The Guns of Empire (The Shadow Campaigns)
Django Wexler
Jeremy Kool, Steve Gerlach & Amanda Kool

Book Review: The Veil by Chloe Neill

The Veil - Chloe Neill

Claire Connolly is a good girl with a dangerous secret: she’s a Sensitive, a human endowed with magic that seeped through the Veil. Claire knows that revealing her skills would mean being confined to Devil’s Isle. Unfortunately, hiding her power has left her untrained and unfocused.

Liam Quinn knows from experience that magic makes monsters of the weak, and he has no time for a Sensitive with no control of her own strength. But when he sees Claire using her powers to save a human under attack—in full view of the French Quarter—Liam decides to bring her to Devil’s Isle and the teacher she needs, even though getting her out of his way isn’t the same as keeping her out of his head.

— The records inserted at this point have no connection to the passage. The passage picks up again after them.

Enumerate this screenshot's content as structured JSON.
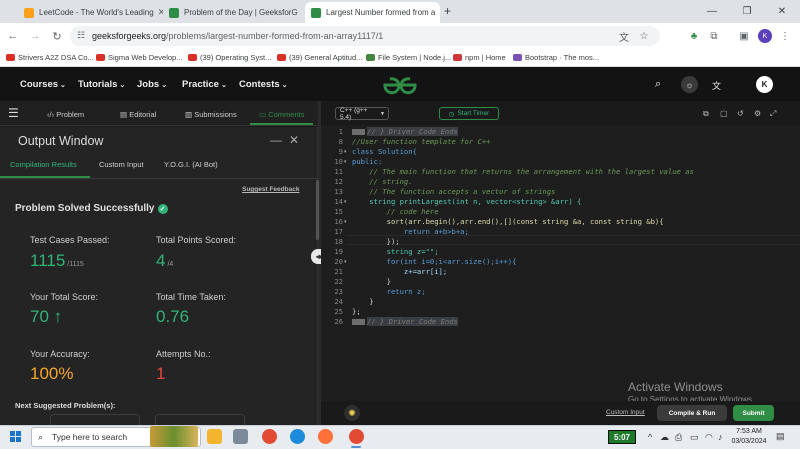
{
  "browser": {
    "tabs": [
      {
        "title": "LeetCode - The World's Leading",
        "active": false
      },
      {
        "title": "Problem of the Day | GeeksforG",
        "active": false
      },
      {
        "title": "Largest Number formed from a",
        "active": true
      }
    ],
    "new_tab": "+",
    "url_host": "geeksforgeeks.org",
    "url_path": "/problems/largest-number-formed-from-an-array1117/1",
    "profile_initial": "K",
    "bookmarks": [
      "Strivers A2Z DSA Co...",
      "Sigma Web Develop...",
      "(39) Operating Syst...",
      "(39) General Aptitud...",
      "File System | Node.j...",
      "npm | Home",
      "Bootstrap · The mos..."
    ]
  },
  "site": {
    "menus": [
      "Courses",
      "Tutorials",
      "Jobs",
      "Practice",
      "Contests"
    ],
    "avatar_initial": "K"
  },
  "left_tabs": [
    "Problem",
    "Editorial",
    "Submissions",
    "Comments"
  ],
  "output": {
    "title": "Output Window",
    "tabs": [
      "Compilation Results",
      "Custom Input",
      "Y.O.G.I. (AI Bot)"
    ],
    "suggest_feedback": "Suggest Feedback",
    "status": "Problem Solved Successfully",
    "test_cases_label": "Test Cases Passed:",
    "test_cases_value": "1115",
    "test_cases_total": "/1115",
    "points_label": "Total Points Scored:",
    "points_value": "4",
    "points_total": "/4",
    "score_label": "Your Total Score:",
    "score_value": "70",
    "time_label": "Total Time Taken:",
    "time_value": "0.76",
    "accuracy_label": "Your Accuracy:",
    "accuracy_value": "100%",
    "attempts_label": "Attempts No.:",
    "attempts_value": "1",
    "next_suggested": "Next Suggested Problem(s):"
  },
  "editor": {
    "language": "C++ (g++ 5.4)",
    "timer_label": "Start Timer",
    "line_numbers": [
      "1",
      "8",
      "9",
      "10",
      "11",
      "12",
      "13",
      "14",
      "15",
      "16",
      "17",
      "18",
      "19",
      "20",
      "21",
      "22",
      "23",
      "24",
      "25",
      "26"
    ],
    "lines": [
      "// } Driver Code Ends",
      "//User function template for C++",
      "class Solution{",
      "public:",
      "    // The main function that returns the arrangement with the largest value as",
      "    // string.",
      "    // The function accepts a vector of strings",
      "    string printLargest(int n, vector<string> &arr) {",
      "        // code here",
      "        sort(arr.begin(),arr.end(),[](const string &a, const string &b){",
      "            return a+b>b+a;",
      "        });",
      "        string z=\"\";",
      "        for(int i=0;i<arr.size();i++){",
      "            z+=arr[i];",
      "        }",
      "        return z;",
      "    }",
      "};",
      "// } Driver Code Ends"
    ],
    "custom_input": "Custom Input",
    "compile_run": "Compile & Run",
    "submit": "Submit"
  },
  "watermark": {
    "line1": "Activate Windows",
    "line2": "Go to Settings to activate Windows."
  },
  "taskbar": {
    "search_placeholder": "Type here to search",
    "badge_time": "5:07",
    "time": "7:53 AM",
    "date": "03/03/2024"
  },
  "colors": {
    "accent_green": "#2f8d46",
    "success_green": "#2fb57a",
    "accuracy_orange": "#f5a623",
    "attempts_red": "#e8453c"
  }
}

But when the Veil threatens to shatter completely, Claire and Liam must work together to stop it, or else New Orleans will burn..


Reviewed from ARC provided by NAL.

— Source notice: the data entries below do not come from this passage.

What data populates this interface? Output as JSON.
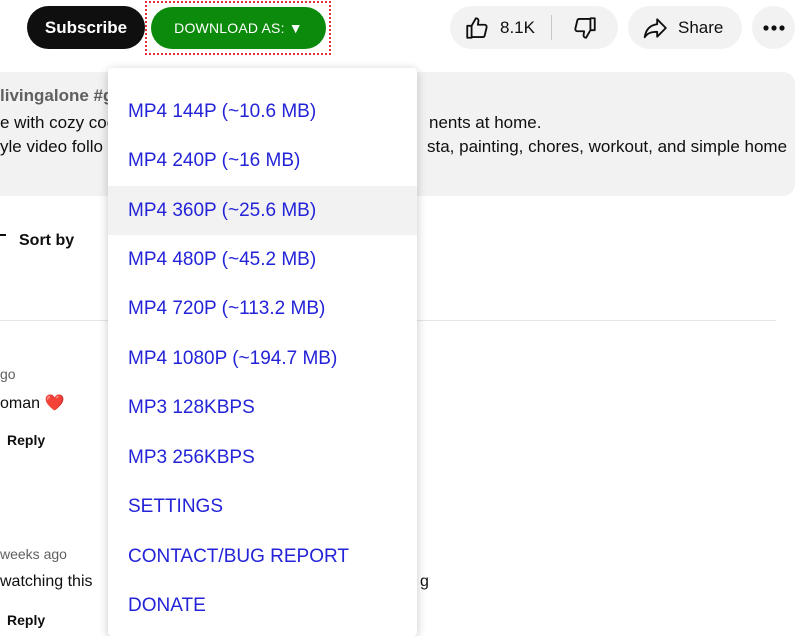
{
  "actions": {
    "subscribe_label": "Subscribe",
    "download_label": "DOWNLOAD AS: ▼",
    "like_count": "8.1K",
    "share_label": "Share"
  },
  "description": {
    "tags": "livingalone #gl",
    "line1_left": "e with cozy coo",
    "line1_right": "nents at home.",
    "line2_left": "yle video follo",
    "line2_right": "sta, painting, chores, workout, and simple home"
  },
  "sort": {
    "label": "Sort by"
  },
  "comments": [
    {
      "time": "go",
      "text": "oman",
      "emoji": "❤️",
      "reply": "Reply"
    },
    {
      "time": "weeks ago",
      "text_left": "watching this",
      "text_right": "g",
      "reply": "Reply"
    }
  ],
  "download_menu": {
    "items": [
      {
        "label": "MP4 144P (~10.6 MB)"
      },
      {
        "label": "MP4 240P (~16 MB)"
      },
      {
        "label": "MP4 360P (~25.6 MB)",
        "hovered": true
      },
      {
        "label": "MP4 480P (~45.2 MB)"
      },
      {
        "label": "MP4 720P (~113.2 MB)"
      },
      {
        "label": "MP4 1080P (~194.7 MB)"
      },
      {
        "label": "MP3 128KBPS"
      },
      {
        "label": "MP3 256KBPS"
      },
      {
        "label": "SETTINGS"
      },
      {
        "label": "CONTACT/BUG REPORT"
      },
      {
        "label": "DONATE"
      }
    ]
  },
  "colors": {
    "download_green": "#0c8a0c",
    "menu_link_blue": "#2323d8",
    "highlight_border": "#e0303a"
  }
}
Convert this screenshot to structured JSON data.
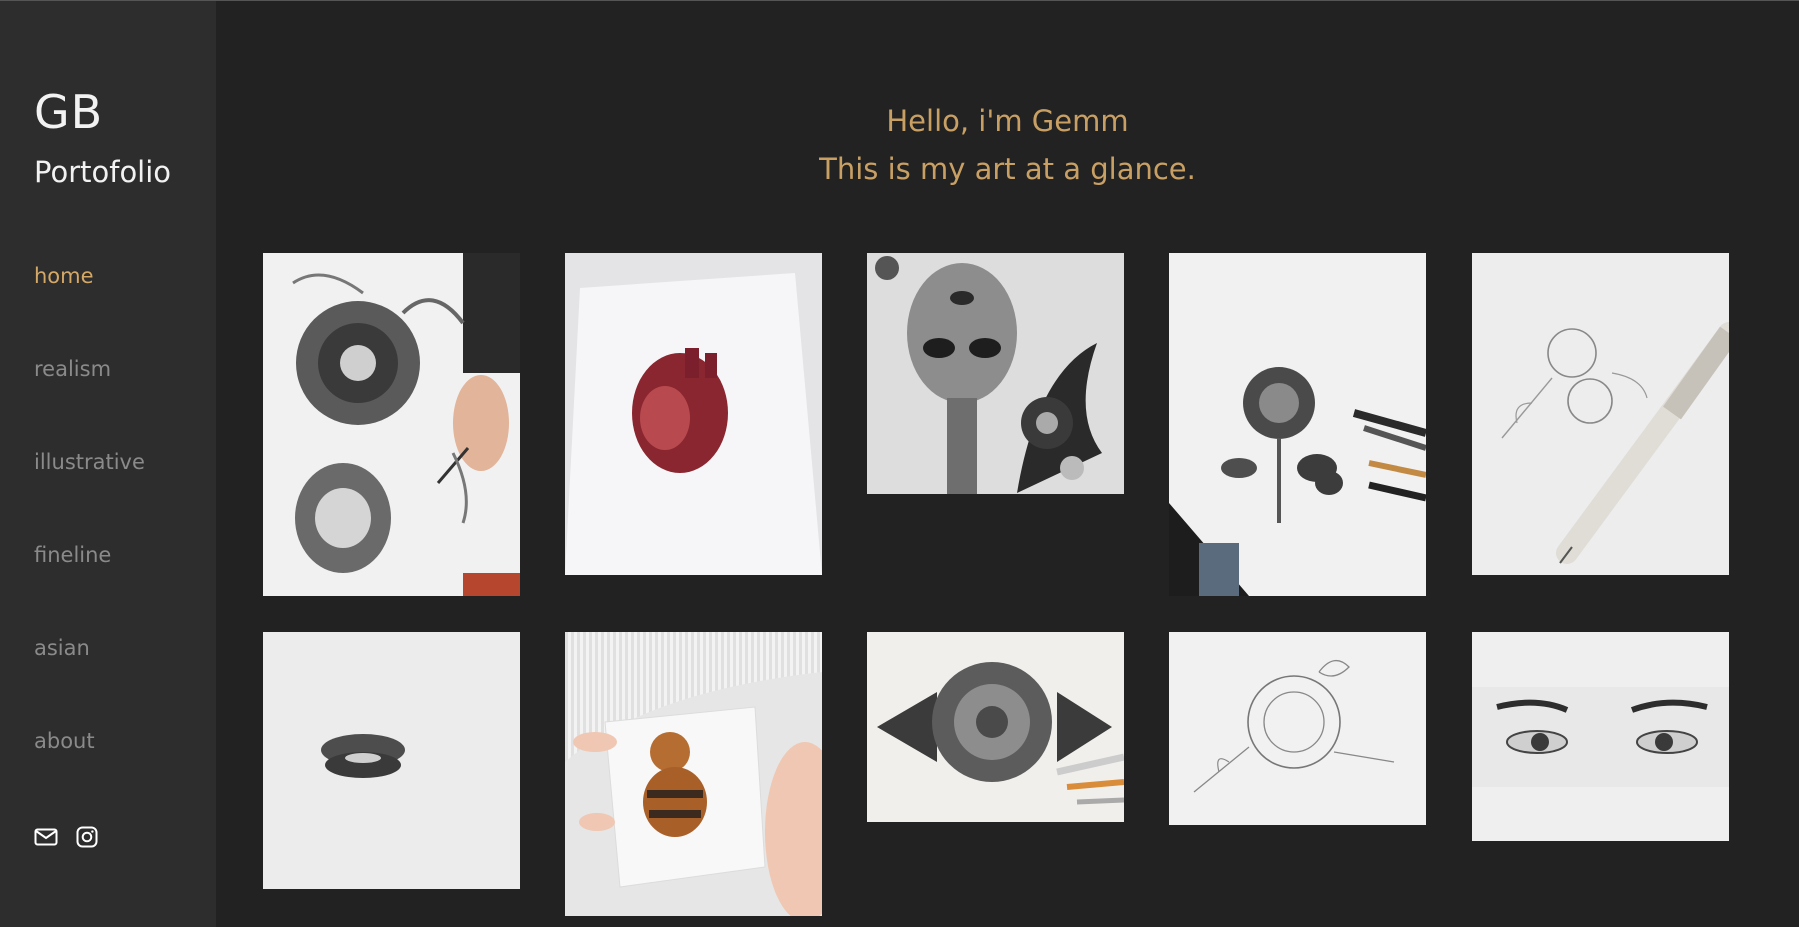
{
  "sidebar": {
    "logo": "GB",
    "subtitle": "Portofolio",
    "nav": [
      {
        "label": "home",
        "active": true
      },
      {
        "label": "realism",
        "active": false
      },
      {
        "label": "illustrative",
        "active": false
      },
      {
        "label": "fineline",
        "active": false
      },
      {
        "label": "asian",
        "active": false
      },
      {
        "label": "about",
        "active": false
      }
    ],
    "social_icons": [
      "mail-icon",
      "instagram-icon"
    ]
  },
  "main": {
    "greeting": "Hello, i'm Gemm",
    "tagline": "This is my art at a glance."
  },
  "gallery": [
    "foo-dog-skull-drawing",
    "anatomical-heart-drawing",
    "alien-third-eye-drawing",
    "rose-with-pencils-drawing",
    "fineline-flowers-drawing",
    "lips-drawing",
    "teddy-bear-drawing",
    "geometric-rose-drawing",
    "peony-outline-drawing",
    "eyes-drawing"
  ],
  "colors": {
    "background": "#222222",
    "sidebar": "#2d2d2d",
    "accent": "#d4a867",
    "nav_text": "#8a8a8a",
    "logo_text": "#f2f2f2"
  }
}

You know, sometimes you occasionally stumble across a book that you don't have all that much to report on! It's not that you don't like it, or that you love it so much you can't talk from the over-squee; it's just a good, solid read you would be happy to recommend. So I'm just going to ramble on a bit.. 

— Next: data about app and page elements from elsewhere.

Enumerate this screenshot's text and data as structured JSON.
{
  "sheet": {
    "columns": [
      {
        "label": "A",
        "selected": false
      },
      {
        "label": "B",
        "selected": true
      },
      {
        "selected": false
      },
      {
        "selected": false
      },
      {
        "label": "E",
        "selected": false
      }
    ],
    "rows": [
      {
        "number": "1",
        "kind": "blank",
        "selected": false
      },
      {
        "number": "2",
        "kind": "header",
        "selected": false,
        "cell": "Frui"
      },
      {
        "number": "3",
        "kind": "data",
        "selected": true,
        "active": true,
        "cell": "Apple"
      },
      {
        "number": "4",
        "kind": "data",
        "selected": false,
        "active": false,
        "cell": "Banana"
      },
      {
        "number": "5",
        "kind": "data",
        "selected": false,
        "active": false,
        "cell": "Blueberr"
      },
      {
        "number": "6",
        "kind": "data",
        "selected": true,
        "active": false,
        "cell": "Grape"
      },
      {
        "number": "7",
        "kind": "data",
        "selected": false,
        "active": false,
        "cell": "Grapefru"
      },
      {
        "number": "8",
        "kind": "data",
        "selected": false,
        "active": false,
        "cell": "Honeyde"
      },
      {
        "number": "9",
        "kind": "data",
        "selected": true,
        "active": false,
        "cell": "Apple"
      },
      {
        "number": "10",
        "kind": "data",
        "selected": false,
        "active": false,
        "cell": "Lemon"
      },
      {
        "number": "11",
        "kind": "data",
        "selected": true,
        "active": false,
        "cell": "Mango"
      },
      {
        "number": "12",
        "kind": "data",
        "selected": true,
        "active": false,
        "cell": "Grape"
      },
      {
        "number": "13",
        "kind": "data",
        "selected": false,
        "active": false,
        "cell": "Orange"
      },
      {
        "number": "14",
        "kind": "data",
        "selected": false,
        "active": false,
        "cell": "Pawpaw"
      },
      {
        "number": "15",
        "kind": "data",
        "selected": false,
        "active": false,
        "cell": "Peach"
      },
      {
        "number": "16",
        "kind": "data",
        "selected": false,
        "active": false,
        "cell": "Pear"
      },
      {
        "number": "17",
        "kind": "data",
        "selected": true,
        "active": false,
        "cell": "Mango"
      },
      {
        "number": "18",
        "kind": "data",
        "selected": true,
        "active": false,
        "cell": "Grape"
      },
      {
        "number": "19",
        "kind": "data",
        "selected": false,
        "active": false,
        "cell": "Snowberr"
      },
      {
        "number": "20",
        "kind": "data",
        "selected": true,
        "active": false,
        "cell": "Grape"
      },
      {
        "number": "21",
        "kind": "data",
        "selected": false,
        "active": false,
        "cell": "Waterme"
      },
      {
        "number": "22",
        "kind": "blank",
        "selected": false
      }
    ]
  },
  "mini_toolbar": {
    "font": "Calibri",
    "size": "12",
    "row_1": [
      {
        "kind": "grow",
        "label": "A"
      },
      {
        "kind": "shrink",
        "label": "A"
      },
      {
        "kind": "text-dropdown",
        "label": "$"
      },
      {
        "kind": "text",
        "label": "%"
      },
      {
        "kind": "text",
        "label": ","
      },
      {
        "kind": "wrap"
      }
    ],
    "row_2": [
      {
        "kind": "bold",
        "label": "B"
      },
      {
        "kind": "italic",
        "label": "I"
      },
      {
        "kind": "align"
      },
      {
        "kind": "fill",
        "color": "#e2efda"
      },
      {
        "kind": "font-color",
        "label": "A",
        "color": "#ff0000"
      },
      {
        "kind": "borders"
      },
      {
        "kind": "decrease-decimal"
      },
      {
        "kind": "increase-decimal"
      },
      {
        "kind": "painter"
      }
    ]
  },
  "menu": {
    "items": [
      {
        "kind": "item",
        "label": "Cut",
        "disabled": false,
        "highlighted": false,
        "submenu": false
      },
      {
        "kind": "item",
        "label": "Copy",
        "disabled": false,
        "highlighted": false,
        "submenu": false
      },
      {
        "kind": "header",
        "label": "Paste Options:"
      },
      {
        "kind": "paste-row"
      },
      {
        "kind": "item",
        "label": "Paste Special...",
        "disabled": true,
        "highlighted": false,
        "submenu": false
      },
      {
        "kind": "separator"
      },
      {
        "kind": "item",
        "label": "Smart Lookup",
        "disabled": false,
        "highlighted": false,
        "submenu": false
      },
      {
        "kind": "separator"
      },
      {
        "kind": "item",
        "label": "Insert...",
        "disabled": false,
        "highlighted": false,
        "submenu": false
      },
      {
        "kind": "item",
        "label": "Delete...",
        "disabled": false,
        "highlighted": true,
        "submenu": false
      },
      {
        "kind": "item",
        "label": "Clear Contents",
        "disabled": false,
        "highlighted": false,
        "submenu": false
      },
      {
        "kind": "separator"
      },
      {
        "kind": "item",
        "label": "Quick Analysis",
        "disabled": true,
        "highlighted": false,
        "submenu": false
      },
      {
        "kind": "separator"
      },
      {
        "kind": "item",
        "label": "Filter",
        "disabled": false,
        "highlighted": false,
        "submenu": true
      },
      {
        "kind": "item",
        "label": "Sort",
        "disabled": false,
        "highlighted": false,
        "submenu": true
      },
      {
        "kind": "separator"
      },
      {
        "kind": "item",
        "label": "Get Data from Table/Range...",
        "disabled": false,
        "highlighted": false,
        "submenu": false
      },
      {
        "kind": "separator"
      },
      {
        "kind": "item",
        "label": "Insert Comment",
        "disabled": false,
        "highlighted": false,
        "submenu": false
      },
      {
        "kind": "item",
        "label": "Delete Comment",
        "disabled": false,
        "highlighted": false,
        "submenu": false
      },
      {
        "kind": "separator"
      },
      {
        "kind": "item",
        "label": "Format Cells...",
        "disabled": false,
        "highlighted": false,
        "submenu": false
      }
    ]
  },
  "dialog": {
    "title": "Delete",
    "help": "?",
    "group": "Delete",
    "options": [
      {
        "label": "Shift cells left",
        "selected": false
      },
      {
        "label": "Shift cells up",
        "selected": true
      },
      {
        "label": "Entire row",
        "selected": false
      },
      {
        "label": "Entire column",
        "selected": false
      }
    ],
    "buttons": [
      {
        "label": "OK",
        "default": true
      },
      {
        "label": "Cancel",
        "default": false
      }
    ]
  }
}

The Veil is very enjoyable, but suffers a little from what I call "Flirty First Book". It flirts with a lot of different characters, a lot of funky concepts, but you don't really feel like you've been on enough dates with it to really get a good grasp on whether you want to go steady. A second date is in order to see whether you actually click. Not an uncommon thing to occur in fantasy genre books; there's so much to explore that you get the quick tour, rather than the long vacation.
It did take me on a pretty nice first date though! A smart and strong female lead that isn't so snark that she burns skin off with her acidic nature, some broody eye-candy, the moral conflict between declaring a race as 'all good' or 'all evil' (we need more of this in these times!), fairies that flip you the finger, clock work walking sticks (need) and some pretty rocking action scenes. It gets an extra bonus that the 'broody-eye candy romantic interest' doesn't always swoop in and save the girl, she can bash evil with store signs all by herself!
The secondary characters are fairly solid and diverse in nature, and the paranormal aspect is really quite original. It actually feels more like an alien invasion has occurred, than the usual 'they've always been here, humans are just to blind to see 'em' trope. That switch and shift, actually made me sit up and take closer notice.
This might be better received by those that live in New Orleans, have visited, or just have a good general concept of it. I don't know much about the city - the extent of my knowledge is that it gets pretty humid, there's Jazz and a Mardi Gras! Forgive me, I live in country Australia, so all I know has come from trite travel documentaries. Therefore, I felt a bit lost when it relies on comparisons of before and after the Veil collapsing to show the extent of change; because it doesn't do that great a job describing the before. It needs to really bolster those explanations and descriptions - street names and city sections, are just as foreign to most, as what's left after the Veil comes down; so the sense of change and wonder doesn't quite reach the impact I think the author was going for. Sure, the communications are down, but that happens in any slightly windy day here sans the invading paranormals.. Show me more, I really want to feel it with the characters!
I don't think it's classed as YA, but adult YA lovers will get a thrill from it, and it's not inaccessible to actual Young Adults so far. Lets get fancy and call it New Adult, cause I don't think anybody really understands what that means yet, except that it's for older young adults, that aren't quite old adults, which is pretty much whoever you want it to be for under dead years of age. 
It's a good little Urban Fantasy! There's a glimpse of potential romance, some very cool paras, and it explores grey areas others in the genre tend to skip. I'll certainly try the second to see if we can find a love match!
Hardcopy Worthy?: Let's just see after the second date shall we?